THE HOT SPOTS: THE TRENDS
Best Young Adult Books with Forever Young Adult
Books for Boys: 5 Funny Kids Books
How Picture Books Play a Role in a Child’s Development
Author Interview: Gary Paulsen
Where to Find Free eBooks for Children Online
THE NEW RELEASES
The most coveted books that release this month:
The Fantastic Flying Books of Mr. Morris Lessmore
by William Joyce
Bink and Gollie, Two for One
by Kate DiCamillo
Dork Diaries 4: Tales from a Not-So-Graceful Ice Princess
by Rachel Renee Russell
Dragons Love Tacos
by Adam Rubin
THE BEST SELLERS
The best selling children’s books this month:
Every single book on this list is purely entertaining, each in their own special way. Like all good picture books, the illustrations are winning. As per usual, we've shared our hand selected list of the most popular picture books from the nationwide best selling picture books, as listed by The New York Times.
How Could This Perfect Bubble Be Scary?

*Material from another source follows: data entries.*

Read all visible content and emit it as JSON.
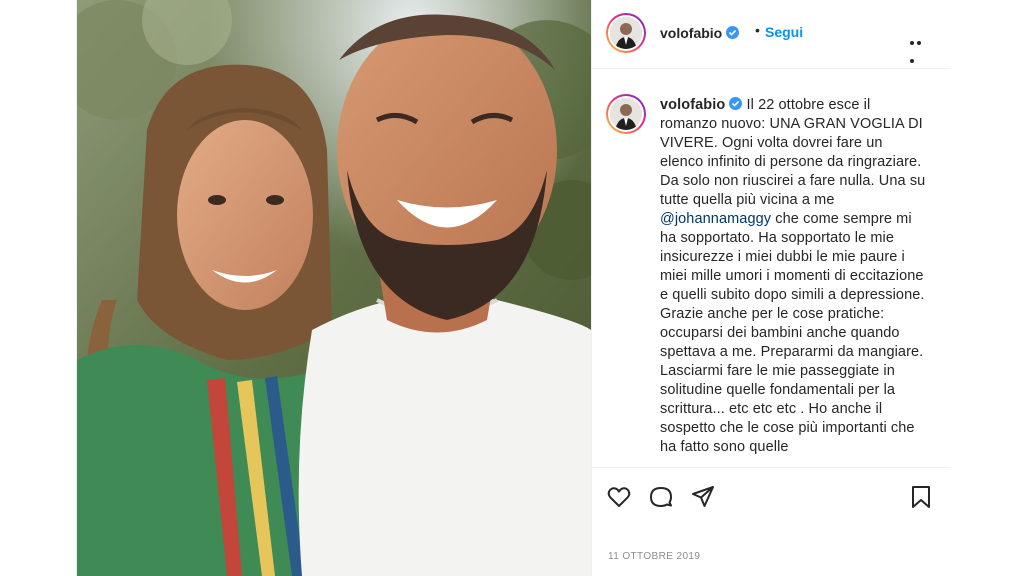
{
  "post": {
    "username": "volofabio",
    "follow_label": "Segui",
    "separator": "•",
    "caption": {
      "username": "volofabio",
      "text_before_mention": "Il 22 ottobre esce il romanzo nuovo: UNA GRAN VOGLIA DI VIVERE. Ogni volta dovrei fare un elenco infinito di persone da ringraziare. Da solo non riuscirei a fare nulla. Una su tutte quella più vicina a me",
      "mention": "@johannamaggy",
      "text_after_mention": "che come sempre mi ha sopportato. Ha sopportato le mie insicurezze i miei dubbi le mie paure i miei mille umori i momenti di eccitazione e quelli subito dopo simili a depressione. Grazie anche per le cose pratiche: occuparsi dei bambini anche quando spettava a me. Prepararmi da mangiare. Lasciarmi fare le mie passeggiate in solitudine quelle fondamentali per la scrittura... etc etc etc . Ho anche il sospetto che le cose più importanti che ha fatto sono quelle"
    },
    "date": "11 ottobre 2019",
    "icons": {
      "verified": "verified-badge-icon",
      "more": "more-options-icon",
      "like": "heart-icon",
      "comment": "comment-icon",
      "share": "send-icon",
      "save": "bookmark-icon"
    },
    "colors": {
      "link": "#0095f6",
      "verified": "#3897f0",
      "mention": "#00376b",
      "muted": "#8e8e8e"
    }
  }
}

This new title, Big Bad Bubble is by picture book power duo Adam Rubin and Daniel Salmieri. They are known for Dragons Love Tacos and Secret Pizza Party. The cover grabs your attention right away with a yellow monster with sharp teeth falling over at the sight of a tiny bubble. They reader learns that bubbles do not disappear when they pop. Instead they reappear in La La Land where monsters live. The monsters are terrified of bubbles. One monster is most frightened of all and thinks the bubbles will kill them. However, all the monsters soon learn the joy of bubbles. This fun story will have the attention of young readers who have faced a fear and they will be delighted at the end when the monsters learn to face the fear and love bubbles. Children will want to play with all sorts of bubbles after reading this title. Check out the book trailer below and order your copy today
Our best selling picture book for the past month is Herve Tullet's completely awesome Press Here (Chronicle Books, 2011). As per usual, we've shared our hand selected list of the most popular picture books from the nationwide best selling picture books, as listed by The New York Times
Herve Tullet is a picture book hero! His best selling picture book Press Here (Chronicle Books, 2011) has been joined on the best selling picture book list by his incredibly fun Mix it Up!